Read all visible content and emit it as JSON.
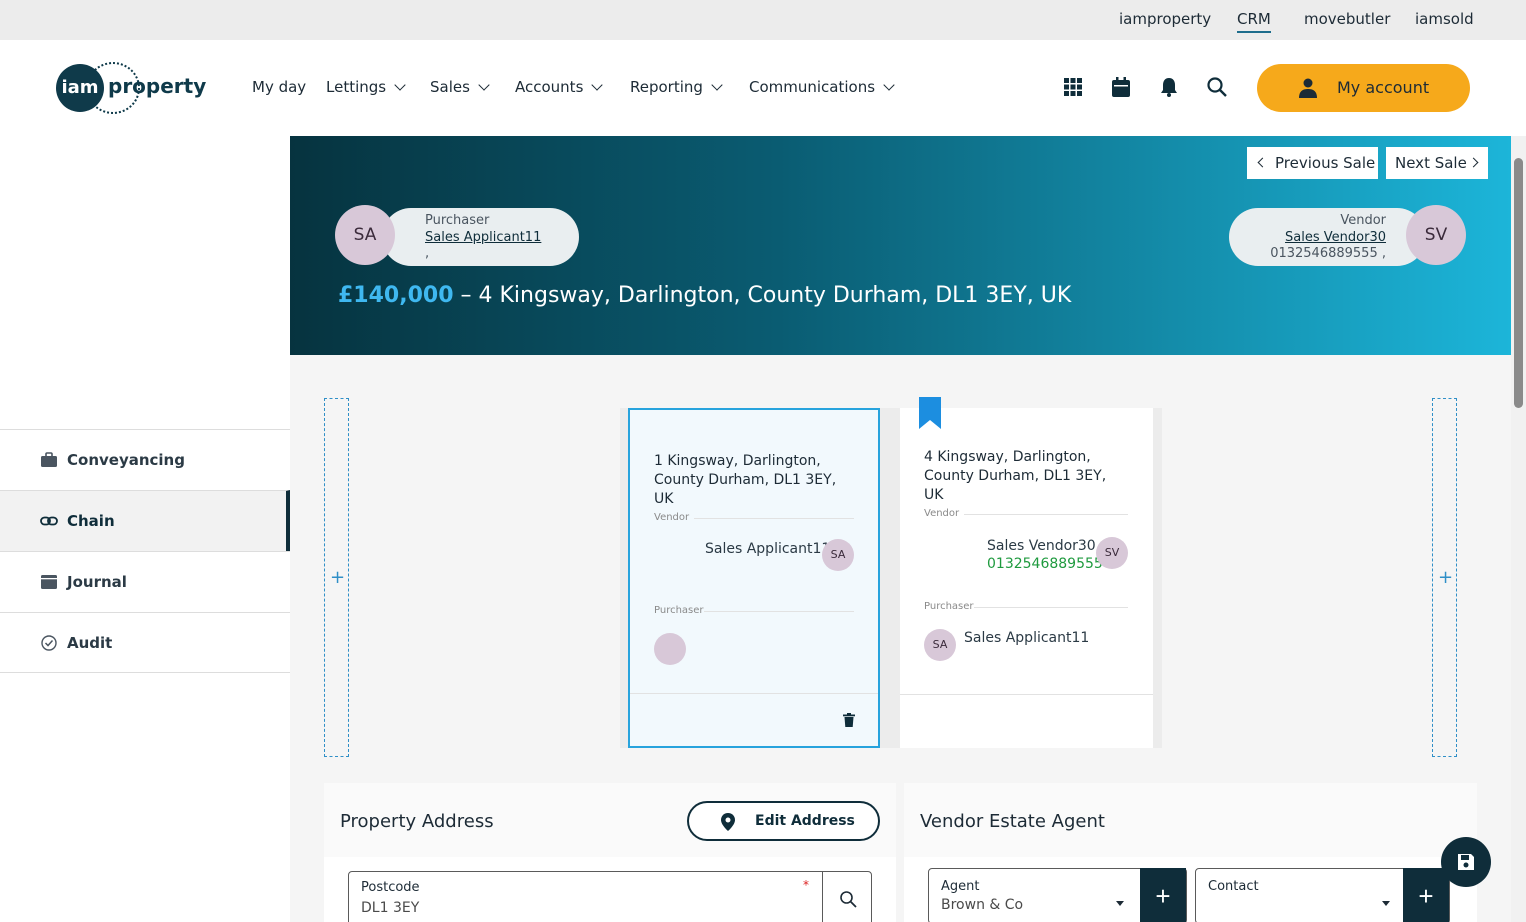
{
  "topbar": {
    "links": [
      "iamproperty",
      "CRM",
      "movebutler",
      "iamsold"
    ],
    "active": "CRM"
  },
  "header": {
    "logo": {
      "mark": "iam",
      "word": "property"
    },
    "nav": [
      "My day",
      "Lettings",
      "Sales",
      "Accounts",
      "Reporting",
      "Communications"
    ],
    "icons": [
      "apps-grid-icon",
      "calendar-icon",
      "bell-icon",
      "search-icon"
    ],
    "account_label": "My account",
    "account_color": "#f6a91b"
  },
  "sidebar": {
    "items": [
      {
        "label": "Conveyancing",
        "icon": "briefcase-icon"
      },
      {
        "label": "Chain",
        "icon": "link-icon"
      },
      {
        "label": "Journal",
        "icon": "journal-icon"
      },
      {
        "label": "Audit",
        "icon": "check-circle-icon"
      }
    ],
    "active": "Chain"
  },
  "banner": {
    "previous_label": "Previous Sale",
    "next_label": "Next Sale",
    "purchaser": {
      "initials": "SA",
      "role": "Purchaser",
      "name": "Sales Applicant11",
      "extra": ","
    },
    "vendor": {
      "initials": "SV",
      "role": "Vendor",
      "name": "Sales Vendor30",
      "phone": "0132546889555 ,"
    },
    "price": "£140,000",
    "address_line": "– 4 Kingsway, Darlington, County Durham, DL1 3EY, UK"
  },
  "chain": {
    "add_symbol": "+",
    "cards": [
      {
        "address": "1 Kingsway, Darlington, County Durham, DL1 3EY, UK",
        "vendor_label": "Vendor",
        "vendor_name": "Sales Applicant11",
        "vendor_initials": "SA",
        "purchaser_label": "Purchaser",
        "purchaser_name": "",
        "purchaser_initials": ""
      },
      {
        "address": "4 Kingsway, Darlington, County Durham, DL1 3EY, UK",
        "vendor_label": "Vendor",
        "vendor_name": "Sales Vendor30",
        "vendor_phone": "0132546889555",
        "vendor_initials": "SV",
        "purchaser_label": "Purchaser",
        "purchaser_name": "Sales Applicant11",
        "purchaser_initials": "SA"
      }
    ]
  },
  "property_address": {
    "title": "Property Address",
    "edit_label": "Edit Address",
    "postcode_label": "Postcode",
    "postcode_value": "DL1 3EY",
    "required_mark": "*"
  },
  "vendor_agent": {
    "title": "Vendor Estate Agent",
    "agent_label": "Agent",
    "agent_value": "Brown & Co",
    "contact_label": "Contact",
    "contact_value": "",
    "add_symbol": "+"
  }
}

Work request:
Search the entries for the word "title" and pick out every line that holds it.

Exercise result:
    "title": "Property Address",
    "title": "Vendor Estate Agent",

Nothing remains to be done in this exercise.